(Data records for software interfaces)
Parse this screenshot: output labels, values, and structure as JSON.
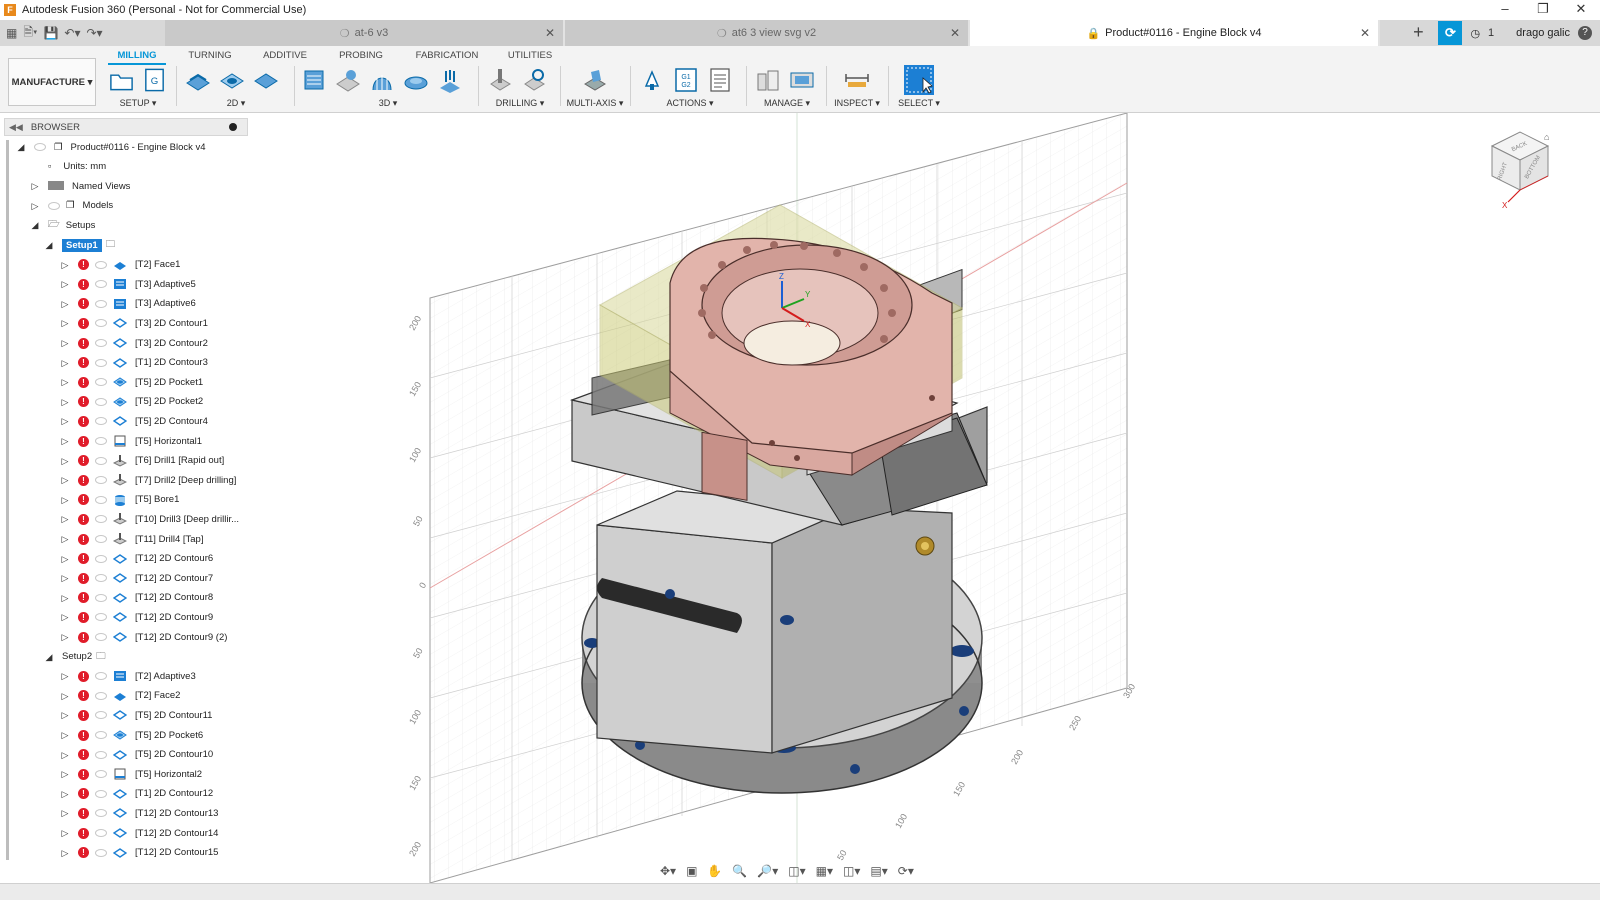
{
  "window": {
    "title": "Autodesk Fusion 360 (Personal - Not for Commercial Use)",
    "app_icon": "F"
  },
  "tabs": [
    {
      "label": "at-6 v3",
      "active": false
    },
    {
      "label": "at6 3 view svg v2",
      "active": false
    },
    {
      "label": "Product#0116 - Engine Block v4",
      "active": true
    }
  ],
  "header_right": {
    "notification_count": "1",
    "user_name": "drago galic"
  },
  "ribbon": {
    "workspace": "MANUFACTURE ▾",
    "tabs": [
      "MILLING",
      "TURNING",
      "ADDITIVE",
      "PROBING",
      "FABRICATION",
      "UTILITIES"
    ],
    "active_tab": "MILLING",
    "groups": [
      "SETUP ▾",
      "2D ▾",
      "3D ▾",
      "DRILLING ▾",
      "MULTI-AXIS ▾",
      "ACTIONS ▾",
      "MANAGE ▾",
      "INSPECT ▾",
      "SELECT ▾"
    ]
  },
  "browser": {
    "header": "BROWSER",
    "root": "Product#0116 - Engine Block v4",
    "units": "Units: mm",
    "named_views": "Named Views",
    "models": "Models",
    "setups": "Setups",
    "setup1": {
      "label": "Setup1",
      "ops": [
        {
          "label": "[T2] Face1",
          "icon": "face"
        },
        {
          "label": "[T3] Adaptive5",
          "icon": "adaptive"
        },
        {
          "label": "[T3] Adaptive6",
          "icon": "adaptive"
        },
        {
          "label": "[T3] 2D Contour1",
          "icon": "contour"
        },
        {
          "label": "[T3] 2D Contour2",
          "icon": "contour"
        },
        {
          "label": "[T1] 2D Contour3",
          "icon": "contour"
        },
        {
          "label": "[T5] 2D Pocket1",
          "icon": "pocket"
        },
        {
          "label": "[T5] 2D Pocket2",
          "icon": "pocket"
        },
        {
          "label": "[T5] 2D Contour4",
          "icon": "contour"
        },
        {
          "label": "[T5] Horizontal1",
          "icon": "horizontal"
        },
        {
          "label": "[T6] Drill1 [Rapid out]",
          "icon": "drill"
        },
        {
          "label": "[T7] Drill2 [Deep drilling]",
          "icon": "drill"
        },
        {
          "label": "[T5] Bore1",
          "icon": "bore"
        },
        {
          "label": "[T10] Drill3 [Deep drillir...",
          "icon": "drill"
        },
        {
          "label": "[T11] Drill4 [Tap]",
          "icon": "drill"
        },
        {
          "label": "[T12] 2D Contour6",
          "icon": "contour"
        },
        {
          "label": "[T12] 2D Contour7",
          "icon": "contour"
        },
        {
          "label": "[T12] 2D Contour8",
          "icon": "contour"
        },
        {
          "label": "[T12] 2D Contour9",
          "icon": "contour"
        },
        {
          "label": "[T12] 2D Contour9 (2)",
          "icon": "contour"
        }
      ]
    },
    "setup2": {
      "label": "Setup2",
      "ops": [
        {
          "label": "[T2] Adaptive3",
          "icon": "adaptive"
        },
        {
          "label": "[T2] Face2",
          "icon": "face"
        },
        {
          "label": "[T5] 2D Contour11",
          "icon": "contour"
        },
        {
          "label": "[T5] 2D Pocket6",
          "icon": "pocket"
        },
        {
          "label": "[T5] 2D Contour10",
          "icon": "contour"
        },
        {
          "label": "[T5] Horizontal2",
          "icon": "horizontal"
        },
        {
          "label": "[T1] 2D Contour12",
          "icon": "contour"
        },
        {
          "label": "[T12] 2D Contour13",
          "icon": "contour"
        },
        {
          "label": "[T12] 2D Contour14",
          "icon": "contour"
        },
        {
          "label": "[T12] 2D Contour15",
          "icon": "contour"
        }
      ]
    }
  },
  "grid_labels": {
    "left": [
      "200",
      "150",
      "100",
      "50",
      "0",
      "50",
      "100",
      "150",
      "200"
    ],
    "bottom": [
      "50",
      "100",
      "150",
      "200",
      "250",
      "300"
    ]
  },
  "viewcube": {
    "faces": [
      "BACK",
      "RIGHT",
      "BOTTOM"
    ],
    "axis": "X"
  },
  "triad": {
    "z": "Z",
    "y": "Y",
    "x": "X"
  },
  "colors": {
    "accent": "#0696d7",
    "error": "#e01c2a",
    "part": "#d9a8a0",
    "stock": "#c8c88a",
    "vise": "#9a9a9a"
  }
}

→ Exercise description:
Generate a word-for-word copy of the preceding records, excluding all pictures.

→ Reply:
Parse this screenshot: output labels, values, and structure as JSON.
{
  "window": {
    "title": "Autodesk Fusion 360 (Personal - Not for Commercial Use)",
    "app_icon": "F"
  },
  "tabs": [
    {
      "label": "at-6 v3",
      "active": false
    },
    {
      "label": "at6 3 view svg v2",
      "active": false
    },
    {
      "label": "Product#0116 - Engine Block v4",
      "active": true
    }
  ],
  "header_right": {
    "notification_count": "1",
    "user_name": "drago galic"
  },
  "ribbon": {
    "workspace": "MANUFACTURE ▾",
    "tabs": [
      "MILLING",
      "TURNING",
      "ADDITIVE",
      "PROBING",
      "FABRICATION",
      "UTILITIES"
    ],
    "active_tab": "MILLING",
    "groups": [
      "SETUP ▾",
      "2D ▾",
      "3D ▾",
      "DRILLING ▾",
      "MULTI-AXIS ▾",
      "ACTIONS ▾",
      "MANAGE ▾",
      "INSPECT ▾",
      "SELECT ▾"
    ]
  },
  "browser": {
    "header": "BROWSER",
    "root": "Product#0116 - Engine Block v4",
    "units": "Units: mm",
    "named_views": "Named Views",
    "models": "Models",
    "setups": "Setups",
    "setup1": {
      "label": "Setup1",
      "ops": [
        {
          "label": "[T2] Face1",
          "icon": "face"
        },
        {
          "label": "[T3] Adaptive5",
          "icon": "adaptive"
        },
        {
          "label": "[T3] Adaptive6",
          "icon": "adaptive"
        },
        {
          "label": "[T3] 2D Contour1",
          "icon": "contour"
        },
        {
          "label": "[T3] 2D Contour2",
          "icon": "contour"
        },
        {
          "label": "[T1] 2D Contour3",
          "icon": "contour"
        },
        {
          "label": "[T5] 2D Pocket1",
          "icon": "pocket"
        },
        {
          "label": "[T5] 2D Pocket2",
          "icon": "pocket"
        },
        {
          "label": "[T5] 2D Contour4",
          "icon": "contour"
        },
        {
          "label": "[T5] Horizontal1",
          "icon": "horizontal"
        },
        {
          "label": "[T6] Drill1 [Rapid out]",
          "icon": "drill"
        },
        {
          "label": "[T7] Drill2 [Deep drilling]",
          "icon": "drill"
        },
        {
          "label": "[T5] Bore1",
          "icon": "bore"
        },
        {
          "label": "[T10] Drill3 [Deep drillir...",
          "icon": "drill"
        },
        {
          "label": "[T11] Drill4 [Tap]",
          "icon": "drill"
        },
        {
          "label": "[T12] 2D Contour6",
          "icon": "contour"
        },
        {
          "label": "[T12] 2D Contour7",
          "icon": "contour"
        },
        {
          "label": "[T12] 2D Contour8",
          "icon": "contour"
        },
        {
          "label": "[T12] 2D Contour9",
          "icon": "contour"
        },
        {
          "label": "[T12] 2D Contour9 (2)",
          "icon": "contour"
        }
      ]
    },
    "setup2": {
      "label": "Setup2",
      "ops": [
        {
          "label": "[T2] Adaptive3",
          "icon": "adaptive"
        },
        {
          "label": "[T2] Face2",
          "icon": "face"
        },
        {
          "label": "[T5] 2D Contour11",
          "icon": "contour"
        },
        {
          "label": "[T5] 2D Pocket6",
          "icon": "pocket"
        },
        {
          "label": "[T5] 2D Contour10",
          "icon": "contour"
        },
        {
          "label": "[T5] Horizontal2",
          "icon": "horizontal"
        },
        {
          "label": "[T1] 2D Contour12",
          "icon": "contour"
        },
        {
          "label": "[T12] 2D Contour13",
          "icon": "contour"
        },
        {
          "label": "[T12] 2D Contour14",
          "icon": "contour"
        },
        {
          "label": "[T12] 2D Contour15",
          "icon": "contour"
        }
      ]
    }
  },
  "grid_labels": {
    "left": [
      "200",
      "150",
      "100",
      "50",
      "0",
      "50",
      "100",
      "150",
      "200"
    ],
    "bottom": [
      "50",
      "100",
      "150",
      "200",
      "250",
      "300"
    ]
  },
  "viewcube": {
    "faces": [
      "BACK",
      "RIGHT",
      "BOTTOM"
    ],
    "axis": "X"
  },
  "triad": {
    "z": "Z",
    "y": "Y",
    "x": "X"
  },
  "colors": {
    "accent": "#0696d7",
    "error": "#e01c2a",
    "part": "#d9a8a0",
    "stock": "#c8c88a",
    "vise": "#9a9a9a"
  }
}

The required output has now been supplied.